Copy each line of the entries that includes the word "chrome".

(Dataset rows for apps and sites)
--- START ---

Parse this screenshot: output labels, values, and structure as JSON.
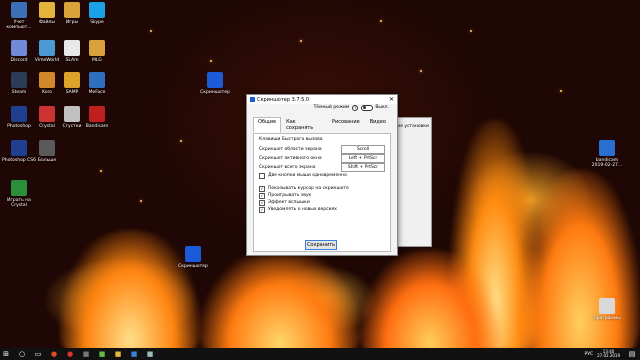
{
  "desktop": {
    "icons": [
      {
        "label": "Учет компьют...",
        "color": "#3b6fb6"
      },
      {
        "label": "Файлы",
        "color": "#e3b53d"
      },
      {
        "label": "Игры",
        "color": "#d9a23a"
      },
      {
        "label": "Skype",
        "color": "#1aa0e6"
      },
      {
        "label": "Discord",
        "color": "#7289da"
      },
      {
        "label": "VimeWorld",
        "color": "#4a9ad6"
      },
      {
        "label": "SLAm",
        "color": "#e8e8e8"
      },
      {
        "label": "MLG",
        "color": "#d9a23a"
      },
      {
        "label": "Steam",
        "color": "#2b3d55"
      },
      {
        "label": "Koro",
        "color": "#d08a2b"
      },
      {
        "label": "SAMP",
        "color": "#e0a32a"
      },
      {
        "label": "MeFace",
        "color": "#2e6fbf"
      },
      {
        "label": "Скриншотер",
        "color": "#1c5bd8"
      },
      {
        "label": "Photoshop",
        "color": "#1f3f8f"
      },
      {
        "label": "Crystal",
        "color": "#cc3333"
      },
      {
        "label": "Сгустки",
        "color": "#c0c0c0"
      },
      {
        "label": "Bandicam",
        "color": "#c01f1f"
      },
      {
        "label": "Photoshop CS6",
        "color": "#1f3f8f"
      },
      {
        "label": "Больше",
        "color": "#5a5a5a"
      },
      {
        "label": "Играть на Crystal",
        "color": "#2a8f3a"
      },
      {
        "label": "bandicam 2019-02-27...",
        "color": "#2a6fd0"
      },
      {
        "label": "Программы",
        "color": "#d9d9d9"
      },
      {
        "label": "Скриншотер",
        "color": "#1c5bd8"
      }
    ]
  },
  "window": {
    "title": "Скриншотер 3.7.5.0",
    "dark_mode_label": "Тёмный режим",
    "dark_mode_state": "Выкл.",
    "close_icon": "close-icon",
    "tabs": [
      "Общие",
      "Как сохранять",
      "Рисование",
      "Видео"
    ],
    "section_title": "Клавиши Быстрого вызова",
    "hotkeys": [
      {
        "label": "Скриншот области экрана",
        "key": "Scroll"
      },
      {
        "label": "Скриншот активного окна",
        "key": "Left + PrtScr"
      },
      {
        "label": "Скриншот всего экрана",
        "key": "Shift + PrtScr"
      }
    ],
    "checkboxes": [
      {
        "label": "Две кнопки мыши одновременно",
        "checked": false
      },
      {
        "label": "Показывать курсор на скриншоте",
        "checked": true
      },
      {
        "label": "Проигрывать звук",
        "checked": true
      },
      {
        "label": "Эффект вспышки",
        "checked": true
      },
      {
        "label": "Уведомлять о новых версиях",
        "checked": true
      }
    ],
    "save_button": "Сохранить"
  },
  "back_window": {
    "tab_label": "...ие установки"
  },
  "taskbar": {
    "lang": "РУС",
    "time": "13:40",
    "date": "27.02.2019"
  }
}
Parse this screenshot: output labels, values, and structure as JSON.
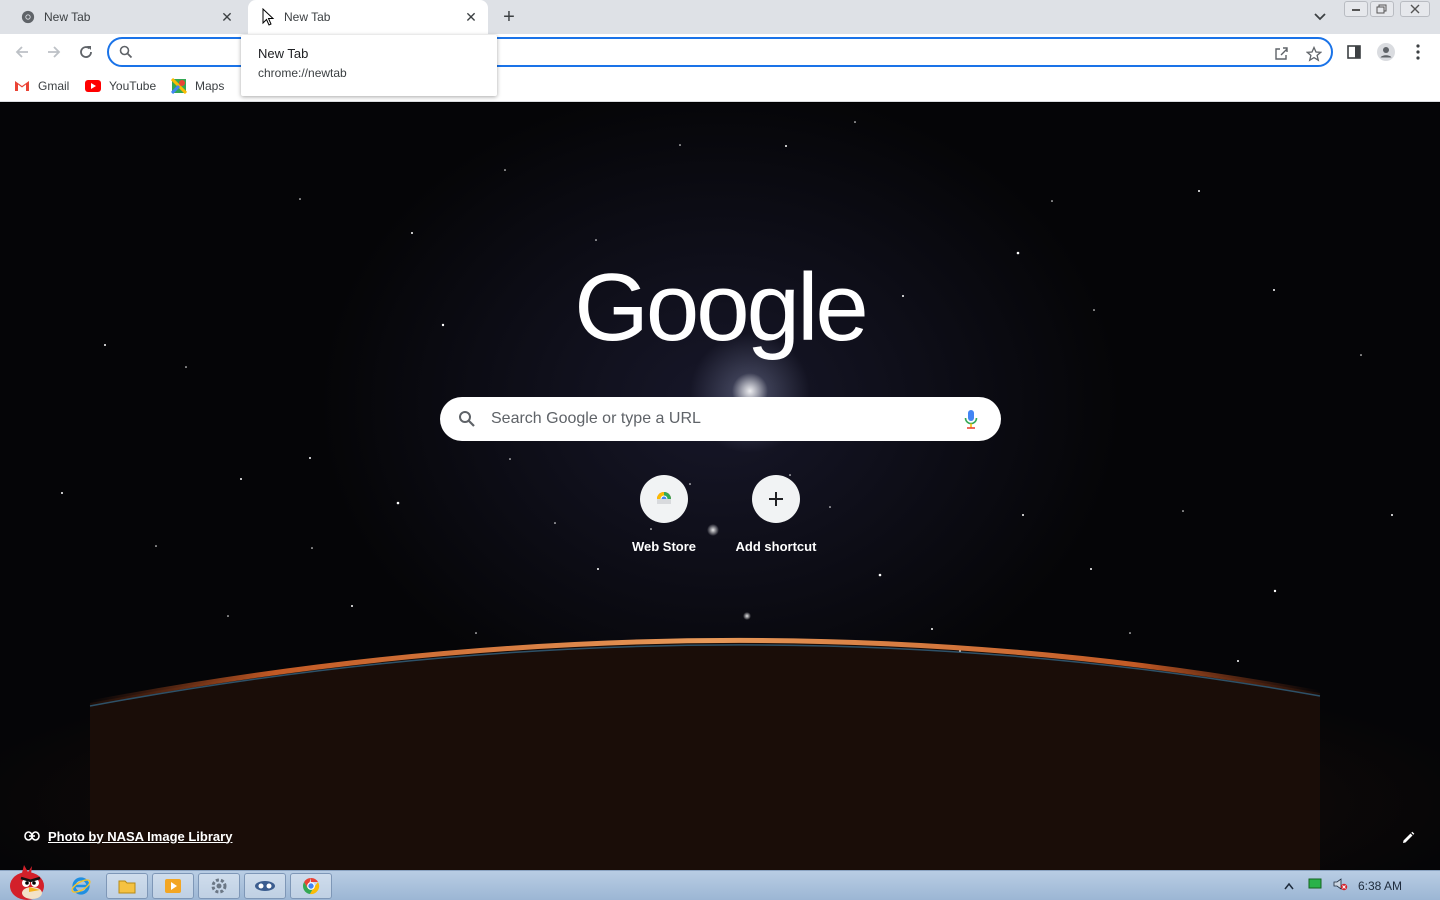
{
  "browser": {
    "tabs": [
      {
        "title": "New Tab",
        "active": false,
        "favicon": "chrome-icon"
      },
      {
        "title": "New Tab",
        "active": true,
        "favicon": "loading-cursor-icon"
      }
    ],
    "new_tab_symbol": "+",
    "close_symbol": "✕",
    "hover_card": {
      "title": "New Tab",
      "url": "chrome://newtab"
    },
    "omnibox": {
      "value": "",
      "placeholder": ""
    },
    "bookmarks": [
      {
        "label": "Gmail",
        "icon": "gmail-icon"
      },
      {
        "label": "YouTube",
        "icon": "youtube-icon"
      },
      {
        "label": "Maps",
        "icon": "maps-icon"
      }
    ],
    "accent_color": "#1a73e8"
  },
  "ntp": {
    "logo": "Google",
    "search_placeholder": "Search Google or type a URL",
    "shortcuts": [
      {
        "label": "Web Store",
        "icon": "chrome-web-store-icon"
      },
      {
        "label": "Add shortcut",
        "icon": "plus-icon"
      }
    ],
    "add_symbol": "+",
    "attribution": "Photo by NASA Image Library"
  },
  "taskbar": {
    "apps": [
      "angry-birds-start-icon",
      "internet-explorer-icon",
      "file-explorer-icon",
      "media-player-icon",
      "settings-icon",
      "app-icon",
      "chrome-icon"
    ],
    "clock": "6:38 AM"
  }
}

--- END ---
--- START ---

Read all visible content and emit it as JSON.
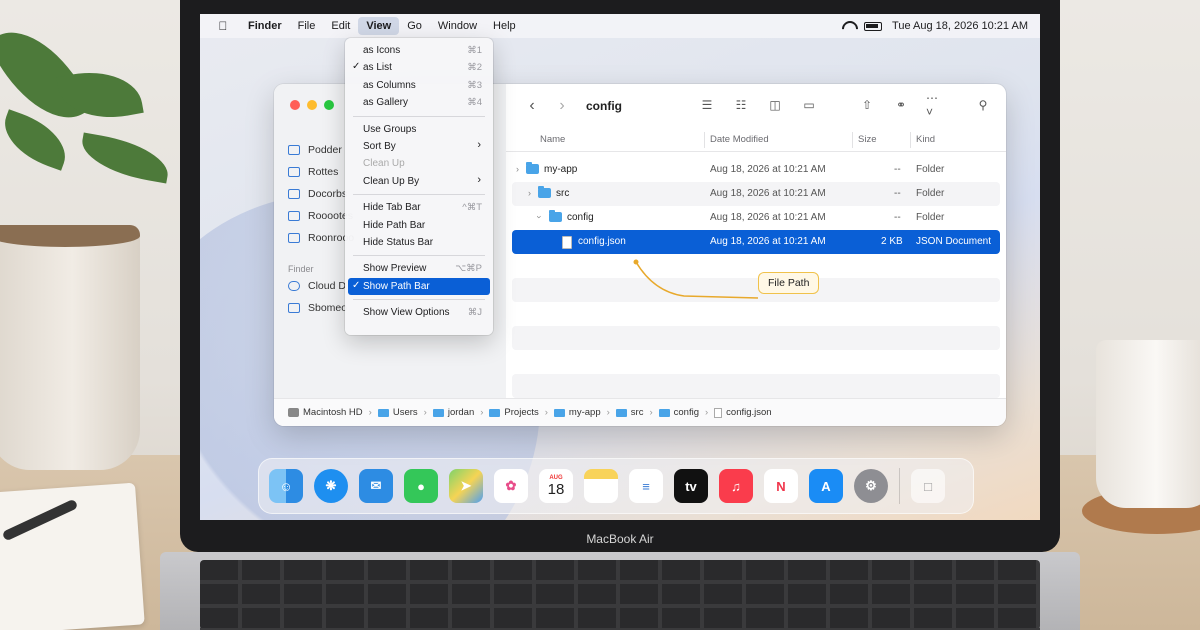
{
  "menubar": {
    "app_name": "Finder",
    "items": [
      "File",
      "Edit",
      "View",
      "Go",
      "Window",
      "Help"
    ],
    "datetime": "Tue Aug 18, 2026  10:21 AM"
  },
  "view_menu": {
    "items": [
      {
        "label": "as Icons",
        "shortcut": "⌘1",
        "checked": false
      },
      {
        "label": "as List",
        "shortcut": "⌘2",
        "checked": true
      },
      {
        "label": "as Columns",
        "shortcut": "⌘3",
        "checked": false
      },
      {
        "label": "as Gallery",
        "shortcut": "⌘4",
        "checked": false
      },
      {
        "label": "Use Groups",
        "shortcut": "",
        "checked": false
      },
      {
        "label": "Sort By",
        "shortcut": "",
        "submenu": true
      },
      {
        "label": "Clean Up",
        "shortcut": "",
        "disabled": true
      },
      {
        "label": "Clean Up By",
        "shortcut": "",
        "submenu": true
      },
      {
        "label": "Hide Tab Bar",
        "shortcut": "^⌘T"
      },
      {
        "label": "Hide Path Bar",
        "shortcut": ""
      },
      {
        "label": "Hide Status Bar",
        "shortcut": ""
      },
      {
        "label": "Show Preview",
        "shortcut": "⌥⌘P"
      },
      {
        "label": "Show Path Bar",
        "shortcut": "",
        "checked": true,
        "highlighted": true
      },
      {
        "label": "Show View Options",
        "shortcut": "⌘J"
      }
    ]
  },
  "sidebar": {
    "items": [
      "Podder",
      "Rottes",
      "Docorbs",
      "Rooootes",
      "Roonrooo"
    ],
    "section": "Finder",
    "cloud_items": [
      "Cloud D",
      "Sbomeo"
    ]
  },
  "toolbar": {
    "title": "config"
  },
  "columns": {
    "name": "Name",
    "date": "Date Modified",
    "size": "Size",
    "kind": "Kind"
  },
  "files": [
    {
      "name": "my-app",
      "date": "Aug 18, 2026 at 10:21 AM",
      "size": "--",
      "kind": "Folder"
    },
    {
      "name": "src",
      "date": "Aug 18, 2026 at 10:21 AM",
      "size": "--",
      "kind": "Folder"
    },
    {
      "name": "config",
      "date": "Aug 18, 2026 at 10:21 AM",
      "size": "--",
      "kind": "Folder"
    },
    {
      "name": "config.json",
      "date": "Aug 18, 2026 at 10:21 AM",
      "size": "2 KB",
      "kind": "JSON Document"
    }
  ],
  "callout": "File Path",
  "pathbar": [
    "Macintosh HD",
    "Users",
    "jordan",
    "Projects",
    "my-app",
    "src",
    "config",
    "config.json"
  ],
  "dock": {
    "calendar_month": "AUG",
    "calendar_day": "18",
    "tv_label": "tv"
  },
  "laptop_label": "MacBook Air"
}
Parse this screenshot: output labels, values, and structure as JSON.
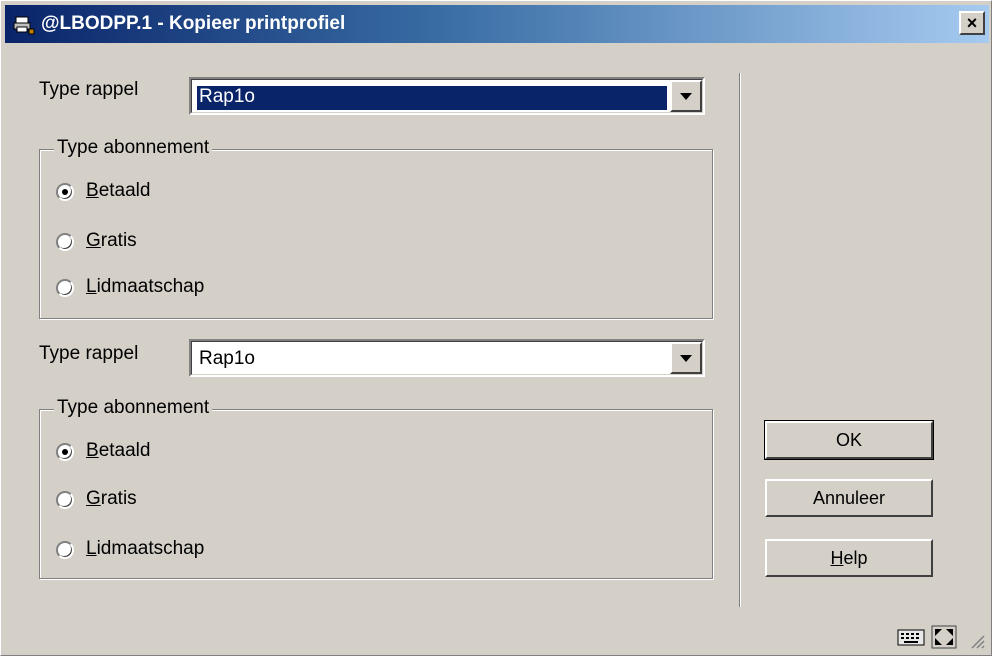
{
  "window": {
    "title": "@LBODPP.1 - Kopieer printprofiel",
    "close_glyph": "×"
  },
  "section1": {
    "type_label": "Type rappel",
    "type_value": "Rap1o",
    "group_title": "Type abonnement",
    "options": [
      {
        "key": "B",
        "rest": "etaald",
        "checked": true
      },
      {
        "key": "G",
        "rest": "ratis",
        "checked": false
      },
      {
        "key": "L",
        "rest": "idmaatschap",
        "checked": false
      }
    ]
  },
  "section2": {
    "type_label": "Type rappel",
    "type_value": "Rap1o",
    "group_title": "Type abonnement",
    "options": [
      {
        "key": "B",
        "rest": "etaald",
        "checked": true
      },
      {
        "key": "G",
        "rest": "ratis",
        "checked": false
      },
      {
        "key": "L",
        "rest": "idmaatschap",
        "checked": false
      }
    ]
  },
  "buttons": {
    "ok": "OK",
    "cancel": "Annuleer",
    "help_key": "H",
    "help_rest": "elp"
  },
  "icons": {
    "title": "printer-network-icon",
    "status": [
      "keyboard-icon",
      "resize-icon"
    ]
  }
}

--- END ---

- Reply to the exercise
        "favicon": "chrome-icon"
      "url": "chrome://newtab"
        "icon": "chrome-web-store-icon"
      "chrome-icon"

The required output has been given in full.